[Your instructions] The result should be every line that contains the word "JSON", taken from the material.
=======
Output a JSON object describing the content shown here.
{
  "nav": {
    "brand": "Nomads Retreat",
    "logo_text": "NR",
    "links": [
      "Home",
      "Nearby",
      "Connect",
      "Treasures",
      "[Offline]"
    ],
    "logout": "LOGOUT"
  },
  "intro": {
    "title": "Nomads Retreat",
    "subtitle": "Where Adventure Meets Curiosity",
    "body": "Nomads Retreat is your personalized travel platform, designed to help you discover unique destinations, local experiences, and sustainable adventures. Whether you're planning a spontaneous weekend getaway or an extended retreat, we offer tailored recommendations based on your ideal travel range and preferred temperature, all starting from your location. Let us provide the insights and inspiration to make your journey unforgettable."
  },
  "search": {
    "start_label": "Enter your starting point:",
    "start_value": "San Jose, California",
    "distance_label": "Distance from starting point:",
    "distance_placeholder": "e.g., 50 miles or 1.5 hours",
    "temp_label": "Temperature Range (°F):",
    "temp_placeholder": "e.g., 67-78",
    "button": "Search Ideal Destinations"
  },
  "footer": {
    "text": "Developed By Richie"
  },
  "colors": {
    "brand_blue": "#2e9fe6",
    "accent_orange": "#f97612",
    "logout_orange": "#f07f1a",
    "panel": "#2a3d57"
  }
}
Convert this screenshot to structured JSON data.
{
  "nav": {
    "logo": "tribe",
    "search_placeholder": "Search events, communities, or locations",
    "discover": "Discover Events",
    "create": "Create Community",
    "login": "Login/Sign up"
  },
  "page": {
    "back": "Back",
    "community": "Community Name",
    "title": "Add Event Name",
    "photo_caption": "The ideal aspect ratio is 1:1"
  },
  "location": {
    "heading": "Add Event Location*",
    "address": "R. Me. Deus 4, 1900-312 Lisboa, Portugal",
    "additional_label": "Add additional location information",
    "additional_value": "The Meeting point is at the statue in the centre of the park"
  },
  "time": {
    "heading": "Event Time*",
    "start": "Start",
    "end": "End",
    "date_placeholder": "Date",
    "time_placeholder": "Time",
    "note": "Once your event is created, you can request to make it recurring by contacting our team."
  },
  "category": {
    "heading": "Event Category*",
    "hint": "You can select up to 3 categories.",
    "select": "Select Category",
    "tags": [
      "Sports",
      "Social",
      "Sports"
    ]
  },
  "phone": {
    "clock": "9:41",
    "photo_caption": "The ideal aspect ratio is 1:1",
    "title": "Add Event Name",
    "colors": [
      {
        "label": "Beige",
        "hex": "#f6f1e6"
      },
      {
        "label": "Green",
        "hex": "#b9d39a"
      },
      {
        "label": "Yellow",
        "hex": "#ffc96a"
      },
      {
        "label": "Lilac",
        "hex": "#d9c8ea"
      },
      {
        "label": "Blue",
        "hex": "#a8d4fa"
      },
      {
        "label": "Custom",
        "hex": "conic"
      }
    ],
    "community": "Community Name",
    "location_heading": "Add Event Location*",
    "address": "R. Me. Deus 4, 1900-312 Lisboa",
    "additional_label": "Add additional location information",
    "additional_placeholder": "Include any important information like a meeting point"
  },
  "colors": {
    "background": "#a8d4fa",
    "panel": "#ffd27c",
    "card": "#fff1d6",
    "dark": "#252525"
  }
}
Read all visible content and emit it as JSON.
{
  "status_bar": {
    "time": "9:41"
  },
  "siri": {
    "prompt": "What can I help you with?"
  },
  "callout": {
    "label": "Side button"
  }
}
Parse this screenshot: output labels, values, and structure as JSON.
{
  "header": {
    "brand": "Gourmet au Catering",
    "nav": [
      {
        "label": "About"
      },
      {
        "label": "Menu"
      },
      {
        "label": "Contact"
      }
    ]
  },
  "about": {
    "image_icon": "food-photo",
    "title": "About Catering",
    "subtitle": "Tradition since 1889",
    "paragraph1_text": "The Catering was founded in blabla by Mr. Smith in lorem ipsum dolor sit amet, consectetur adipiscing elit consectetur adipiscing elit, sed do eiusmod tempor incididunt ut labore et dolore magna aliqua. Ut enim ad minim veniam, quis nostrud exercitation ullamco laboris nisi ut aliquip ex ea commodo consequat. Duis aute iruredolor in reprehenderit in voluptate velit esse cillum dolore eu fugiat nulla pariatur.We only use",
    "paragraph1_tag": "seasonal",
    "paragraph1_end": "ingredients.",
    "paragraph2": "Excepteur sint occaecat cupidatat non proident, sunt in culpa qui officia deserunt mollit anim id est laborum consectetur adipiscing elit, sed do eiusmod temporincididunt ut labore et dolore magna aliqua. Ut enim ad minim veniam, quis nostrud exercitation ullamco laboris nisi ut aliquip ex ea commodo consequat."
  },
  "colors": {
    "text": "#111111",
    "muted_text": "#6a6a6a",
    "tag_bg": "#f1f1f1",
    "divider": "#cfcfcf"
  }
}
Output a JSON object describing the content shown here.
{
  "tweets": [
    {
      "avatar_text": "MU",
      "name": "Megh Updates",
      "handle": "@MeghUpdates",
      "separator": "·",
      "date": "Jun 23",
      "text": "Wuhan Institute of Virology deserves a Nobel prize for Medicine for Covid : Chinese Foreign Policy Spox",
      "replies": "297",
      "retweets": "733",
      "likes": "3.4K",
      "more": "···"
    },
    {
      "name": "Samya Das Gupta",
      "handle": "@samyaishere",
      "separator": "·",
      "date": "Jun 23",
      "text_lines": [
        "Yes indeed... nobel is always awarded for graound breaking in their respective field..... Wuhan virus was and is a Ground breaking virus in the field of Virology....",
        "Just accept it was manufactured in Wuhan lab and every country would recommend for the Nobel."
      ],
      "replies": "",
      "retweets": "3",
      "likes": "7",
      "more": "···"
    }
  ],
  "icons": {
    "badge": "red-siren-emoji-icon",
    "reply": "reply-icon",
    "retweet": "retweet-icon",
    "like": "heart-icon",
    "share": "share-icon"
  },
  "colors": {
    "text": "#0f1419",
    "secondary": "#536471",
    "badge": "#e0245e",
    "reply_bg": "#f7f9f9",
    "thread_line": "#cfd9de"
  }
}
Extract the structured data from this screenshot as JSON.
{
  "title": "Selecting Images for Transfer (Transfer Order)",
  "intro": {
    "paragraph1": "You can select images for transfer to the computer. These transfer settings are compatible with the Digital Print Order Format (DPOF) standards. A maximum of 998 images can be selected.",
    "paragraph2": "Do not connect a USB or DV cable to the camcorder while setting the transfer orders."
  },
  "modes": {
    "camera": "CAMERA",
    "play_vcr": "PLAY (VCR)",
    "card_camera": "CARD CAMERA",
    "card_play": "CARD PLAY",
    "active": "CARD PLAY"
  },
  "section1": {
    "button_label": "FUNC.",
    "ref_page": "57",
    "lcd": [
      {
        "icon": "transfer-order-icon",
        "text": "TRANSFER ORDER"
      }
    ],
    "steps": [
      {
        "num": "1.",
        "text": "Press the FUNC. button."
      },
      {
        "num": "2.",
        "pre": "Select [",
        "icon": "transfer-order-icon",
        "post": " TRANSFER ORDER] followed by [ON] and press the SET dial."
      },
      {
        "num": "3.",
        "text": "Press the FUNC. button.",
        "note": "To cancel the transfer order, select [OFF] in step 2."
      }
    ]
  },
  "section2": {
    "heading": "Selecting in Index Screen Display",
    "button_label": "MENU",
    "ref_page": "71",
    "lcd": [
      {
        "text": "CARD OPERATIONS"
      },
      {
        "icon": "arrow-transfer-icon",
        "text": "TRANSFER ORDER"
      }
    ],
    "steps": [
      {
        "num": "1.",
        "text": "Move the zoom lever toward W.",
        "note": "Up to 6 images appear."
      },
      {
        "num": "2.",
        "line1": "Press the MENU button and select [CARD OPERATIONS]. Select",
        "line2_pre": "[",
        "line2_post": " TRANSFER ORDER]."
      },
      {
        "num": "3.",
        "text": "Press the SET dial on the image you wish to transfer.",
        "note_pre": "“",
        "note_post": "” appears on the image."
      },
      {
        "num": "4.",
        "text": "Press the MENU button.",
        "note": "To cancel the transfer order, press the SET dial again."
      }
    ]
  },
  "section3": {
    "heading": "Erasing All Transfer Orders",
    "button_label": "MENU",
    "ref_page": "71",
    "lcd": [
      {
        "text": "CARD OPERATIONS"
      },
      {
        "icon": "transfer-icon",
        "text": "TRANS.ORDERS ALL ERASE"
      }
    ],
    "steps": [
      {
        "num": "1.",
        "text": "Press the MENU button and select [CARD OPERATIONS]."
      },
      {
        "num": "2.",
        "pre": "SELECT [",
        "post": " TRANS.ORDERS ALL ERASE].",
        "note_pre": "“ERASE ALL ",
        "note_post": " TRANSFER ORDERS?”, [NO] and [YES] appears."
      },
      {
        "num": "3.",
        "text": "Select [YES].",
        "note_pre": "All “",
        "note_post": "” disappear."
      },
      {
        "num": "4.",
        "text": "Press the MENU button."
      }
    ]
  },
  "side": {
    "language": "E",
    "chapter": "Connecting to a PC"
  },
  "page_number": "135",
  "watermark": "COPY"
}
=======
[Solution to the problem]
Output a JSON object describing the content shown here.
Convert this screenshot to structured JSON data.
Read all visible content and emit it as JSON.
Parse this screenshot: output labels, values, and structure as JSON.
Output a JSON object describing the content shown here.
Extract the structured data from this screenshot as JSON.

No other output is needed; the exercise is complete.